Today we had to make a fairly early start because we had a routine appointment at the dentist. Actually, we have a six-monthly appointment wiuth the dentist ‘proper’ as it were and a six-monthly appointmnt with the dental hygienist who we have been to for years and we lag one by three months compared with the other. This arrangement actually works extremely well because it means that our mouths, gums and teeth get looked at every three months rather than every six and any incipient problems can be nipped in the bud. This actually happened to me today as one of my fillings had developed a bit of a rough edge and the hygienist was able to ‘burr’ it down for me (it sound a bit less agressive than ‘file’ it down but the result is the same). Afterwards, I spent the morning helping our son sort out a communications problem he was having with his phones and we think at the end of the morning we are nearer to a resolution of the problem. Then we had a lunch of chicken thighs which we bought as part of a pack last Thursday in lieu of a joint.

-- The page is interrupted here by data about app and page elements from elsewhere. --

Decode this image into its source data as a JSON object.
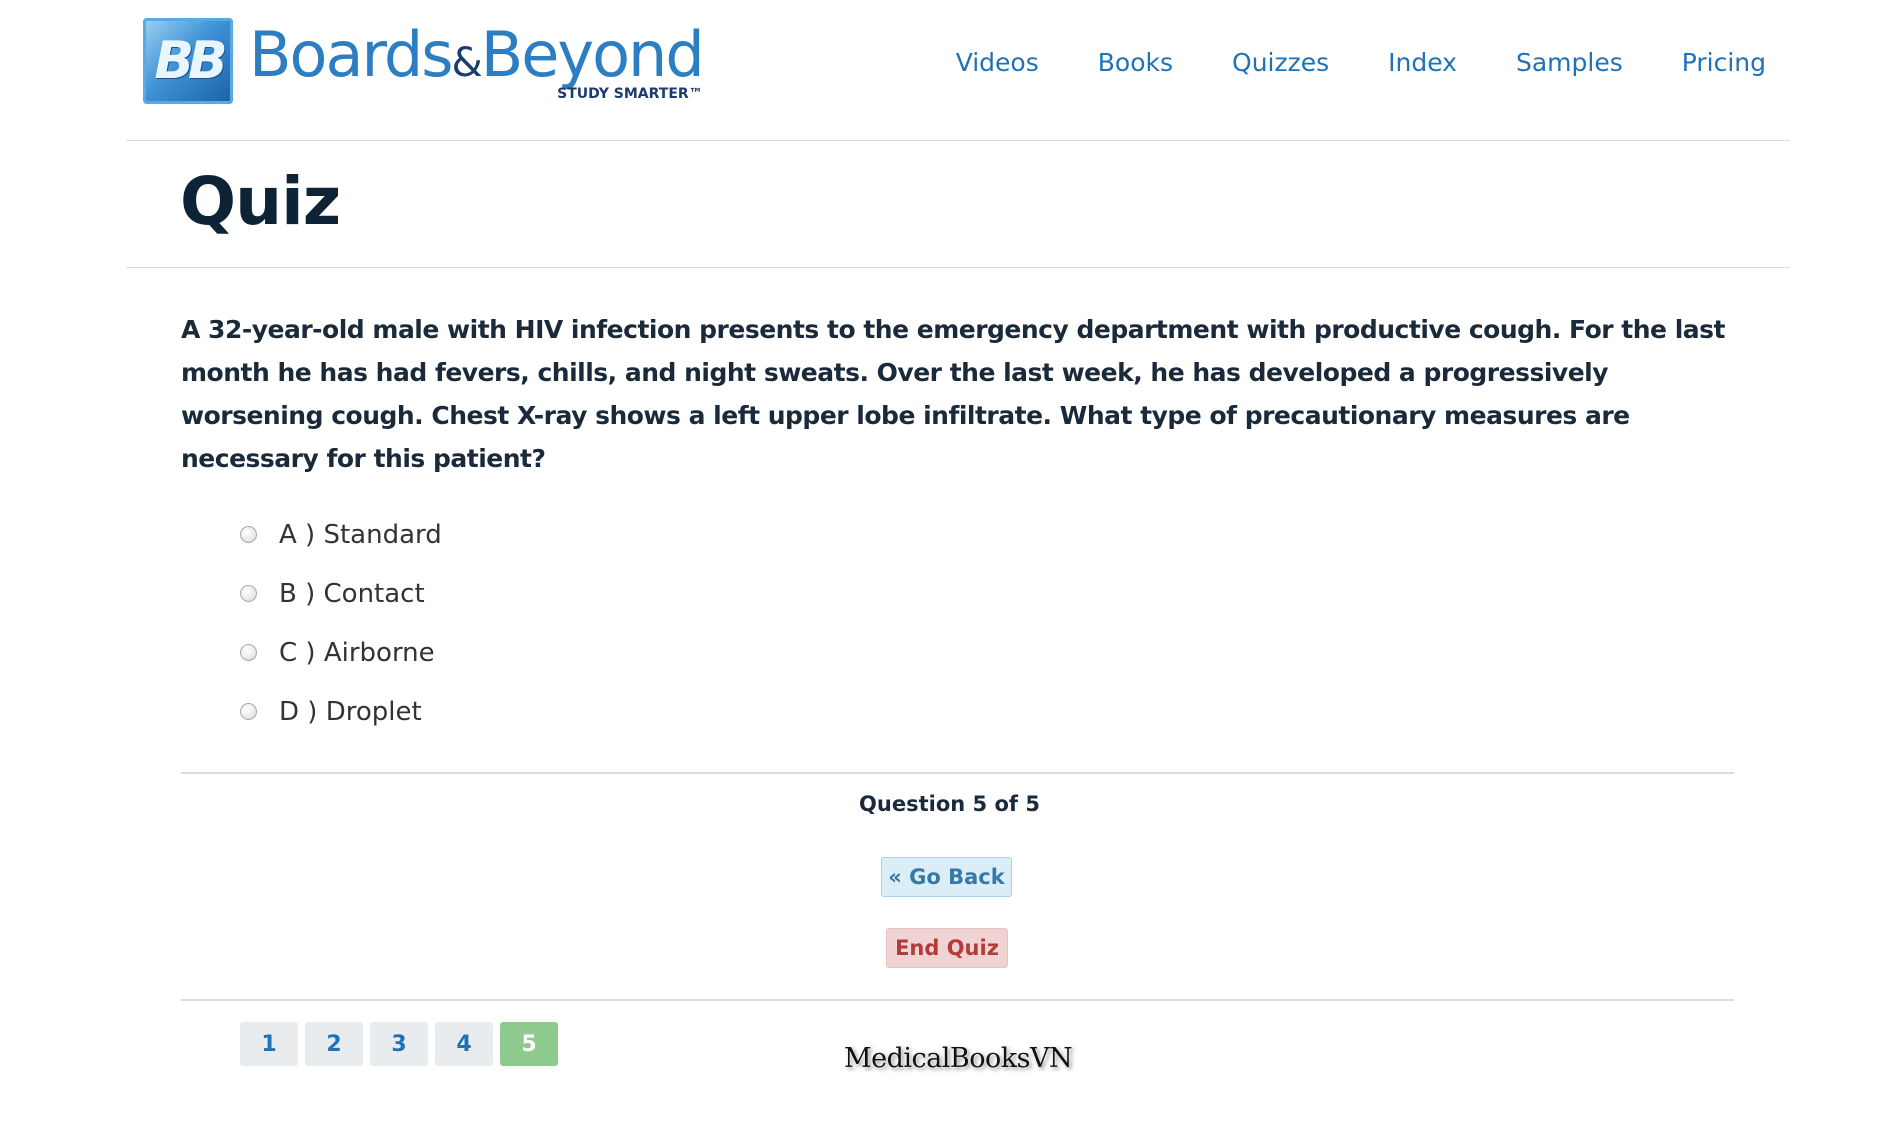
{
  "header": {
    "logo_text": "Boards&Beyond",
    "logo_word_1": "Boards",
    "logo_amp": "&",
    "logo_word_2": "Beyond",
    "logo_tagline": "STUDY SMARTER™",
    "logo_mark": "BB",
    "nav": [
      "Videos",
      "Books",
      "Quizzes",
      "Index",
      "Samples",
      "Pricing"
    ]
  },
  "page": {
    "title": "Quiz"
  },
  "quiz": {
    "question": "A 32-year-old male with HIV infection presents to the emergency department with productive cough. For the last month he has had fevers, chills, and night sweats. Over the last week, he has developed a progressively worsening cough. Chest X-ray shows a left upper lobe infiltrate. What type of precautionary measures are necessary for this patient?",
    "options": [
      "A ) Standard",
      "B ) Contact",
      "C ) Airborne",
      "D ) Droplet"
    ],
    "counter": "Question 5 of 5",
    "go_back_label": "« Go Back",
    "end_quiz_label": "End Quiz",
    "pages": [
      "1",
      "2",
      "3",
      "4",
      "5"
    ],
    "current_page": "5"
  },
  "watermark": "MedicalBooksVN",
  "colors": {
    "nav_link": "#1f72b8",
    "title": "#0e2336",
    "go_back_bg": "#dbeef7",
    "end_quiz_bg": "#f0d3d3",
    "end_quiz_text": "#b23b3b",
    "active_page_bg": "#8ec98e"
  }
}
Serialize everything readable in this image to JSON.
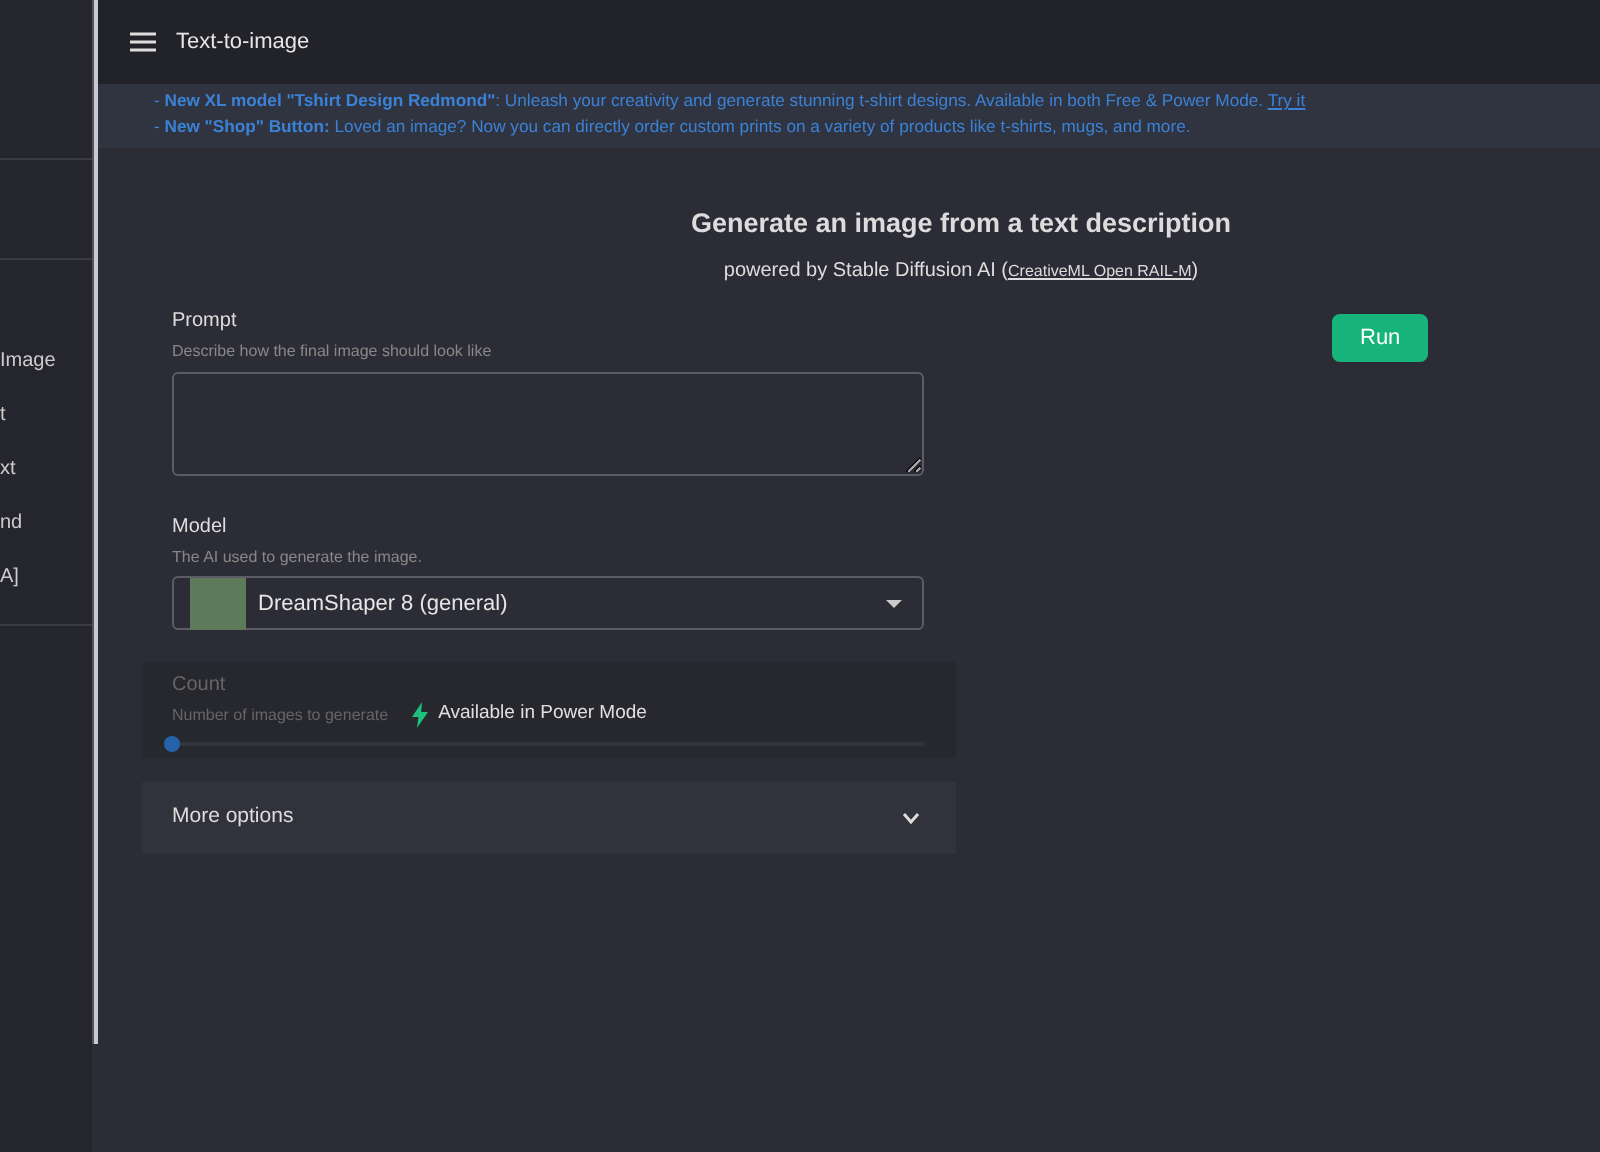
{
  "sidebar": {
    "items": [
      {
        "label": "Image"
      },
      {
        "label": "t"
      },
      {
        "label": "xt"
      },
      {
        "label": "nd"
      },
      {
        "label": "A]"
      }
    ]
  },
  "header": {
    "title": "Text-to-image"
  },
  "announcements": [
    {
      "text": "- **New XL model \"Tshirt Design Redmond\"**: Unleash your creativity and generate stunning t-shirt designs. Available in both Free & Power Mode.",
      "link": "Try it"
    },
    {
      "text": "- **New \"Shop\" Button:** Loved an image? Now you can directly order custom prints on a variety of products like t-shirts, mugs, and more."
    }
  ],
  "heading": {
    "title": "Generate an image from a text description",
    "subtitle": "powered by Stable Diffusion AI (",
    "license_link": "CreativeML Open RAIL-M",
    "subtitle_end": ")"
  },
  "run_button": "Run",
  "fields": [
    {
      "kind": "textarea",
      "label": "Prompt",
      "hint": "Describe how the final image should look like"
    },
    {
      "kind": "select",
      "label": "Model",
      "hint": "The AI used to generate the image.",
      "value": "DreamShaper 8 (general)"
    },
    {
      "kind": "slider",
      "label": "Count",
      "hint": "Number of images to generate",
      "disabled": true,
      "notice": "Available in Power Mode",
      "level": 0
    }
  ],
  "more_options": {
    "label": "More options",
    "expanded": false
  }
}
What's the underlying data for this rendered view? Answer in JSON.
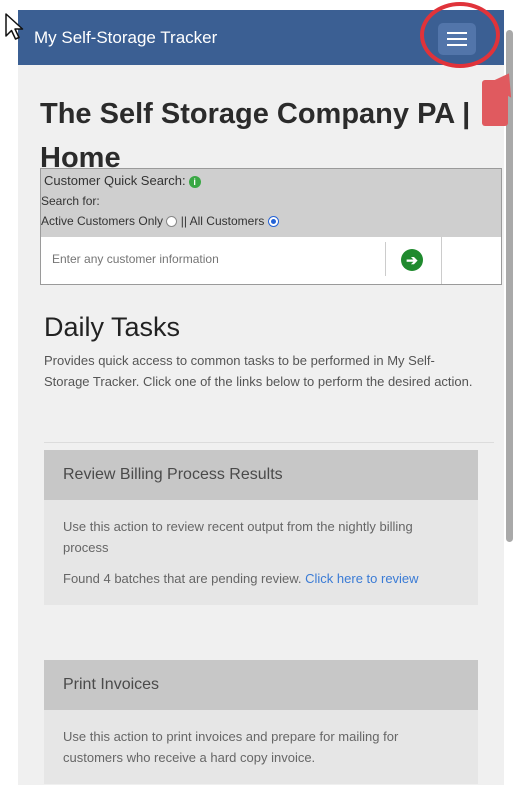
{
  "navbar": {
    "brand": "My Self-Storage Tracker",
    "menu_icon": "hamburger-icon"
  },
  "page": {
    "title": "The Self Storage Company PA | Home"
  },
  "quick_search": {
    "title": "Customer Quick Search:",
    "search_for_label": "Search for:",
    "option_active": "Active Customers Only",
    "separator": "||",
    "option_all": "All Customers",
    "selected_option": "All Customers",
    "placeholder": "Enter any customer information"
  },
  "daily_tasks": {
    "title": "Daily Tasks",
    "description": "Provides quick access to common tasks to be performed in My Self-Storage Tracker. Click one of the links below to perform the desired action."
  },
  "cards": [
    {
      "title": "Review Billing Process Results",
      "body": "Use this action to review recent output from the nightly billing process",
      "status_text": "Found 4 batches that are pending review.",
      "link_text": "Click here to review"
    },
    {
      "title": "Print Invoices",
      "body": "Use this action to print invoices and prepare for mailing for customers who receive a hard copy invoice."
    }
  ],
  "colors": {
    "navbar": "#3b5f93",
    "annotation": "#e0333a",
    "link": "#3a7bd5",
    "go_button": "#1f8a2e"
  }
}
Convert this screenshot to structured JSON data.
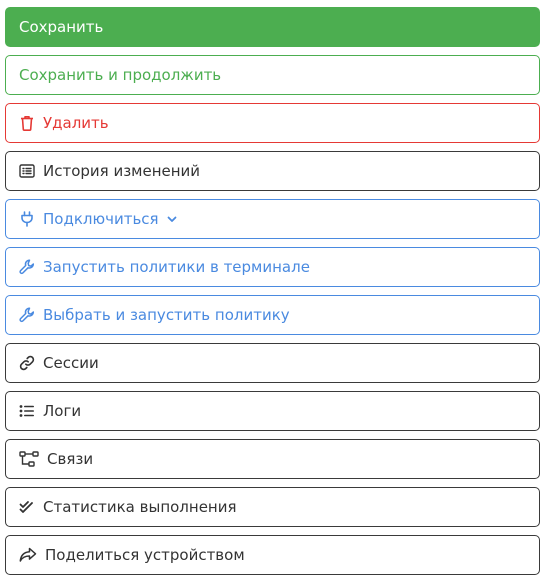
{
  "colors": {
    "success": "#4cae50",
    "danger": "#e53935",
    "info": "#4a8ae0",
    "default_border": "#3a3a3a",
    "default_text": "#333333"
  },
  "actions": {
    "save": {
      "label": "Сохранить"
    },
    "save_continue": {
      "label": "Сохранить и продолжить"
    },
    "delete": {
      "label": "Удалить",
      "icon": "trash-icon"
    },
    "history": {
      "label": "История изменений",
      "icon": "list-alt-icon"
    },
    "connect": {
      "label": "Подключиться",
      "icon": "plug-icon",
      "dropdown_icon": "chevron-down-icon"
    },
    "run_terminal": {
      "label": "Запустить политики в терминале",
      "icon": "wrench-icon"
    },
    "choose_run": {
      "label": "Выбрать и запустить политику",
      "icon": "wrench-icon"
    },
    "sessions": {
      "label": "Сессии",
      "icon": "link-icon"
    },
    "logs": {
      "label": "Логи",
      "icon": "list-icon"
    },
    "relations": {
      "label": "Связи",
      "icon": "sitemap-icon"
    },
    "stats": {
      "label": "Статистика выполнения",
      "icon": "check-double-icon"
    },
    "share": {
      "label": "Поделиться устройством",
      "icon": "share-icon"
    }
  }
}
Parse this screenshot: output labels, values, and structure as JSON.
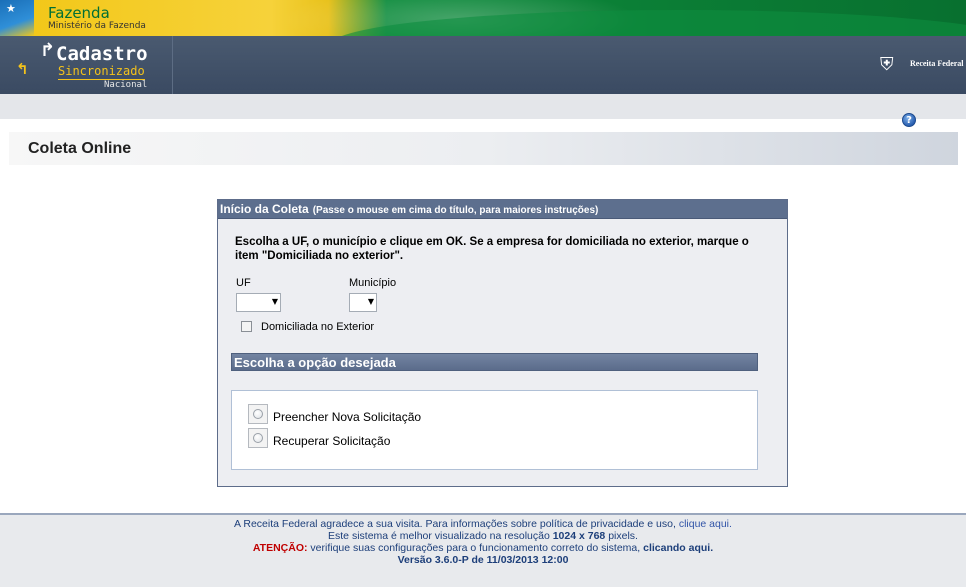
{
  "gov_banner": {
    "title": "Fazenda",
    "subtitle": "Ministério da Fazenda"
  },
  "app_header": {
    "product_word1": "Cadastro",
    "product_word2": "Sincronizado",
    "product_word3": "Nacional",
    "agency": "Receita Federal"
  },
  "page": {
    "title": "Coleta Online",
    "help_icon": "question-icon"
  },
  "panel": {
    "title": "Início da Coleta",
    "hint": "(Passe o mouse em cima do título, para maiores instruções)",
    "instructions": "Escolha a UF, o município e clique em OK. Se a empresa for domiciliada no exterior, marque o item \"Domiciliada no exterior\".",
    "uf_label": "UF",
    "uf_value": "",
    "municipio_label": "Município",
    "municipio_value": "",
    "domiciliada_label": "Domiciliada no Exterior",
    "domiciliada_checked": false,
    "option_section_title": "Escolha a opção desejada",
    "options": [
      {
        "label": "Preencher Nova Solicitação",
        "selected": false
      },
      {
        "label": "Recuperar Solicitação",
        "selected": false
      }
    ]
  },
  "footer": {
    "line1_text": "A Receita Federal agradece a sua visita. Para informações sobre política de privacidade e uso,",
    "line1_link": "clique aqui.",
    "line2_prefix": "Este sistema é melhor visualizado na resolução",
    "line2_resolution": "1024 x 768",
    "line2_suffix": "pixels.",
    "line3_warning": "ATENÇÃO:",
    "line3_text": "verifique suas configurações para o funcionamento correto do sistema,",
    "line3_link": "clicando aqui.",
    "version": "Versão 3.6.0-P de 11/03/2013 12:00"
  },
  "colors": {
    "header_bg": "#3e4e66",
    "accent_yellow": "#f3c21b",
    "panel_header": "#5d6f8e",
    "warning_red": "#c00000",
    "link_blue": "#3255a8"
  }
}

In the afternoon, Meg and I spent a certain amount of time sorting out some of the contents of our (storage) chest of drawers in our bedroom. Over the course of a few years, things have got a little jumbled and out of place so we spent the afternoon having a fairly good sort out. In the fairly near future, we intend to have a much more comprehensive sort out and this will involove being ruthless about the things that have not been worn for a few years which need either to be salvaged, donated to a charity shop or even thrown away. Some things, of course, never get thrown away – I have tried to persuade the women of the household never to throw away used tights, as once washed of course, they make magnificent ties for things like stray branches on errant trees and bushes in the garden. The thing about tights is that not only is the material strong particularly when twisted but there is just a little bit of ‘give’ which can mean that shrubs, trees and particularly rose bushes do not get damaged in the process.
This afternoon, we watched, in snatches, some of the Conservative party conference (which I observe wih a kind of fascinated horror) Today was almost a master class in the art of dissimulation on the part of the Chacellor of the Exchequer, Rishi Sunak. Several ‘messages’ were being sent out, seemingly woven like a tapestry into the same narrative, namely – I believe in fiscal responsibility as do all of you (= public spending will now be cut where possible), I do not intend to raise taxes but refuse to rule them out, spending will be kept severely limited (except just before the next election) even though this policy as espoused by George Osborne bore down most heavily upon the already poor, I am a true Brexiteer but I deny that Brexit has anything to do with current crises, I swear complete loyalty to Boris Johnson but know how to distance myself from ‘Uncontrolled spending pledges’ which are ‘Un-Conservative’. Absolutely all of this is nothing to do with the current problems that the country faces but absolutely everything to do with Rishi Sunak positioning himself as the darling of the Tory grassroots so that as as soon as Boris Johnson makes the most enormous gaffe and may (nearly) lose the next election, so a new leader is ready and waiting in the Conservative wings, ready to take over at a moment’s notice.
Another political story tonight is the so-called ‘Pandora papers’ (named after Pandora’s Box of Greek mythology). The Sky website reports:
The secret wealth and dealings of world leaders, politicians and billionaires has been exposed in one of the biggest leaks of financial documents. Some 35 current and former leaders and more than 300 public officials are featured in the files from offshore companies, dubbed the Pandora Papers. They reveal the King of Jordan secretly amassed £70m of UK and US property. They also show how ex-UK PM Tony Blair and his wife saved £312,000 in stamp duty when they bought a London office. The couple bought an offshore firm that owned the building.
I suspect that this story will not cause much of a political furore in the UK. Perhaps the public feel that all political leaders are to some extent corrupt and the fact that Tony Blair was involved in dodgy (but not illegal) shenanigans is hardly going to raise an eyebrow. But one point that should concern all of our policy makers is the way in which the City of London has become the laundering capital of the world – all kinds if dodgy money, probably quite illicitly acquired, has been ‘laundered’ into expensive mansions, costing millions, which are enoyable consumption goods as well as quite an investment for the rich and famous.